Contrary to her predecessor though, Hochul has not been one to like being in the spotlight.
While Cuomo spent the majority of his time in his office and attending various press conferences and interviews, Hochul preferred to keep a low profile by traveling across the state and the country to promote various campaigns and movements with little media coverage.
Despite this though, she was still active in spearheading many campaigns for Cuomo, such as the "Enough is Enough" campaign, along with many state initiatives as well.
Hochul took initiative from there as she toured colleges within the state of New York to present and advance the movement.
Additionally, Hochul has strongly emphasized her advocacy for working families, as she actively fought for the $15 minimum wage and paid family leave.
Finally, Hochul has drawn attention to difficulties in access to higher education in this growing age of technology, and has fought for free tuition from SUNY schools for middle-class families.
In addition to not wanting to be particularly “close” to and with Cuomo though, Hochul has very clearly stated her intents to create a different environment than what was documented in Cuomo’s administration.
“Nobody will ever describe my work environment as toxic,” Hochul said in her first news briefing.
While starting to show initiative as governor, some New Yorkers are still weary based on questionable actions by Hochul in the past. Most notably with her original opposition for undocumented immigrants to obtain a driver's license without social security; though she has since changed her views on this.

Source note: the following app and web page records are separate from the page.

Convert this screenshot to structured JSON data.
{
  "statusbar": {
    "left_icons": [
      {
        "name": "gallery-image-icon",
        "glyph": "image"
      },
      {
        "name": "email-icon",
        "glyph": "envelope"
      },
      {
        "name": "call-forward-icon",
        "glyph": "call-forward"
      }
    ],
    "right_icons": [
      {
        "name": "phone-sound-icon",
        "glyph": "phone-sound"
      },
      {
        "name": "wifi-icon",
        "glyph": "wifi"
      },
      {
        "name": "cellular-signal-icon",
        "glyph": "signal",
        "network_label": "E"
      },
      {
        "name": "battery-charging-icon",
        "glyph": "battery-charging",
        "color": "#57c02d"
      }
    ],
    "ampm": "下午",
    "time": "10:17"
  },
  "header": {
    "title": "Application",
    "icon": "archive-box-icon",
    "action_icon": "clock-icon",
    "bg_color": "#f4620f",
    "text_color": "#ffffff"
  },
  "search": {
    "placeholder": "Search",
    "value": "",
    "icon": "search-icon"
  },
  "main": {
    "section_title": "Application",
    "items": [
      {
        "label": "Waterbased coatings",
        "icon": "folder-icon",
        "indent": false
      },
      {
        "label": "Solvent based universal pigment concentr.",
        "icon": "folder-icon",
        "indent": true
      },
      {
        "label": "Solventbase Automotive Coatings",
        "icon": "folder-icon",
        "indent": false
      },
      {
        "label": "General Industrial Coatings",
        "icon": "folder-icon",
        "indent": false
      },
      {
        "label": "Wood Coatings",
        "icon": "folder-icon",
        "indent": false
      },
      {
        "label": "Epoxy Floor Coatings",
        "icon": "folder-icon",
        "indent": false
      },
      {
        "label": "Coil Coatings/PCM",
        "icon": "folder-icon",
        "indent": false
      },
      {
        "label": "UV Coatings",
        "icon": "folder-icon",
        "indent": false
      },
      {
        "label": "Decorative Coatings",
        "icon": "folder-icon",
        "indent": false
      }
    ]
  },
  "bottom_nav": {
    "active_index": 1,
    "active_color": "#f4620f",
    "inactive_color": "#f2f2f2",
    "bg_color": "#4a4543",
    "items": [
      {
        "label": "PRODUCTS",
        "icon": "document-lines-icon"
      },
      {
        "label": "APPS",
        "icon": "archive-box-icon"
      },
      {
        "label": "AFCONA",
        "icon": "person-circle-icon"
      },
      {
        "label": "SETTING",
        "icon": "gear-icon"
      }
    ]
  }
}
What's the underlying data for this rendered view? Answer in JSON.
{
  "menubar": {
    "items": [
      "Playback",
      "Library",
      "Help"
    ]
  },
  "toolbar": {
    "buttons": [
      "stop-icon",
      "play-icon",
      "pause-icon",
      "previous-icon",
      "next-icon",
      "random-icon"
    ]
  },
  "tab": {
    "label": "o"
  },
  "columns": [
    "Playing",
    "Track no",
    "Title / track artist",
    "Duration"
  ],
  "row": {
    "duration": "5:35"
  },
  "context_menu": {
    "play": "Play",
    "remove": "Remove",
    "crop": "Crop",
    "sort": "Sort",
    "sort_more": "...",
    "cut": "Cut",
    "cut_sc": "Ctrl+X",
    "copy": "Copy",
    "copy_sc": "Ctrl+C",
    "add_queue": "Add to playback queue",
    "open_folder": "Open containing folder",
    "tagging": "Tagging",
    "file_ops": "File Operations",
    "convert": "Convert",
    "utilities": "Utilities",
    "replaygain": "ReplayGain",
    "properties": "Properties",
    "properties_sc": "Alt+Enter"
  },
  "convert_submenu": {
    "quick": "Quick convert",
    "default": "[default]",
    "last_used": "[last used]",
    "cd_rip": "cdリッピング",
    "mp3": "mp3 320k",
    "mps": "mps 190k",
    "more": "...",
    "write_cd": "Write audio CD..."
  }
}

Similarly, Hochul was endorsed by the National Rifle Association (NRA) in 2011, becoming the second New York Democrat to be backed by this group. With this in mind, it's imperative to be critical of her future operations as New York Governor.
Great Minds Think Unalike
Hochul has been determined to show the differences between her and Cuomo's governing style.
She has emphasized how she plans on listening carefully before making decisions — contrary to Cuomo’s seemingly on the spot decision making — which can result in a variety of different political outcomes.
Hochul’s steady determination and thoughtful decision making might be what New York needs, though it may leave New Yorkers anxious.
“I think overall, anyone who chooses to listen before responding is in a better position for responding in a more productive way,” Doerr said, “though I don’t know if that’s the case in politics.”
Living in a time of questions and confusions, people are constantly looking for answers, and turn their attention to leaders to provide immediate clarity.
According to Hochul, her style is to “listen first and then take decisive action,” though she already has some plans of action in place, especially in regards to the COVID-19 situation.
One of which, according to "Rochester First," is traveling the state to meet with New Yorkers to listen and assure them that she is taking their concerns to Albany.
Additionally, Hochul also claims she is in communication with key state health officials in terms of how to address the current COVID-19 situation.
Despite the quick transition and few days in office, Hochul’s determination seems to bring hope to those who felt as though they have lost it in the leader they looked to for consistency; though, only time will tell.
Regardless, change can often be a good sign, especially in politics. With new thoughts and plans brings new potential, and this is further exemplified through New York's new Governor, Kathy Hochul.